WASHINGTON (April 29, 2010) — Chrysler Group L.L.C. is asking the U.S. Bankruptcy Court to block a new Colorado dealer reinstatement law—a move the auto maker took against similar laws in four other states.
On April 23, Chrysler filed a complaint asking for a ruling by the Bankruptcy Court in New York that the Colorado law, enacted last month, is pre-empted by federal bankruptcy laws.
“The Colorado dealer law attempts to compel new Chrysler to offer rejected dealers any planned dealer establishments or relocations rather than awarding them to existing dealers whose dealer agreements and relationships were specifically and strategically selected and assumed,” the 23-page complaint said.
The new Colorado law requires Chrysler and General Motors Co. to offer a rejected dealership the right of first refusal if the company wants to reopen a point in the rejected dealer's old market. If the auto maker already has re-awarded such a franchise, it must offer to reinstate the rejected dealership or compensate it.

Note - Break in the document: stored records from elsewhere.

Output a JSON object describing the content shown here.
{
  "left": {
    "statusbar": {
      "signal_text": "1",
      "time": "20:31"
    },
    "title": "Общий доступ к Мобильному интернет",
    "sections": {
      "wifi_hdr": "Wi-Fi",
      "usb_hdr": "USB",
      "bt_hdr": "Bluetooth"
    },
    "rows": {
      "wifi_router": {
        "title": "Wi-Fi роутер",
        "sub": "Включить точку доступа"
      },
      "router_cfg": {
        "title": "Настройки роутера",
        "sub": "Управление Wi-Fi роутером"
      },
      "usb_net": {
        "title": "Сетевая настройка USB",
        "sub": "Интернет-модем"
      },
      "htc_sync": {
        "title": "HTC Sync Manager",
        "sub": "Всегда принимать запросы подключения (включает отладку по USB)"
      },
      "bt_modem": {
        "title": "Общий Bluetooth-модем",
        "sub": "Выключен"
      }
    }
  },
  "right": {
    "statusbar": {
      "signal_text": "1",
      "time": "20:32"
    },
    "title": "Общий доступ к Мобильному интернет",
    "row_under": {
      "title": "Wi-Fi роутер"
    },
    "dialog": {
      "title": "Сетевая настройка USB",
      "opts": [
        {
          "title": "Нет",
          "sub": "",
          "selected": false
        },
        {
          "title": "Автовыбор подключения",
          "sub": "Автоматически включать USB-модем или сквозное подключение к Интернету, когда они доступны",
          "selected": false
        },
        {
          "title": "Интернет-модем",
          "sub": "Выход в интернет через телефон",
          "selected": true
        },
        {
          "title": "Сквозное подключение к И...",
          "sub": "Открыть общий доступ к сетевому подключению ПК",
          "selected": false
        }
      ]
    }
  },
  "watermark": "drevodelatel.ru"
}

The office of Colorado Gov. Bill Ritter did not immediately respond yesterday to requests for comment.
Other state efforts
In December, Chrysler filed complaints in the same Bankruptcy Court seeking to block similar laws enacted by Illinois, Oregon, Maine and North Carolina.
North Carolina backed off enforcement of its law in a settlement this month with Chrysler. Illinois, Oregon and Maine are continuing to contest Chrysler's complaint.
Chrysler filed its complaint last week as two Colorado state lawmakers introduced legislation to try to beef up enforcement of the new law.
Sens. Shawn Mitchell, a Republican, and Chris Romer, a Democrat, submitted a bill April 23 that would let Colorado authorities impose fines of between $10,000 and $25,000 a day on any auto maker that doesn't comply with the March law.
Chrysler told at least one rejected Colorado dealer this month that it “has no intention” of offering reinstatement under the new state law, a copy of the company's April 2 letter says.
“In my 12 years in the state Legislature, I've never seen a company flagrantly announce it will ignore a law,” Mr. Mitchell said in an interview.
He said he hopes the Colorado Senate and House will pass the bill by May 12, when the Legislature adjourns for the year.
The confusing swirl of events surrounding the Colorado law is complicated by arbitration offered to rejected dealerships seeking reinstatement under a federal law enacted in December.
Eight of the 14 closed Chrysler dealerships in Colorado are seeking reinstatement through arbitration, said Tim Jackson, president of the Colorado Automobile Dealers Association. Of the eight, five have had their markets filled by another dealership, he said.
Under the federal law, arbitrations have to be completed by July.
“We welcome the ability to respond and defend our actions as required by federal law,” Chrysler said in a statement over the weekend.
In supporting its complaints in federal Bankruptcy Court, the company cited an August decision by the court that barred a group of rejected dealers from pursuing claims under state laws.
This report appeared in Automotive News, a Detroit-based sister publication of Tire Business.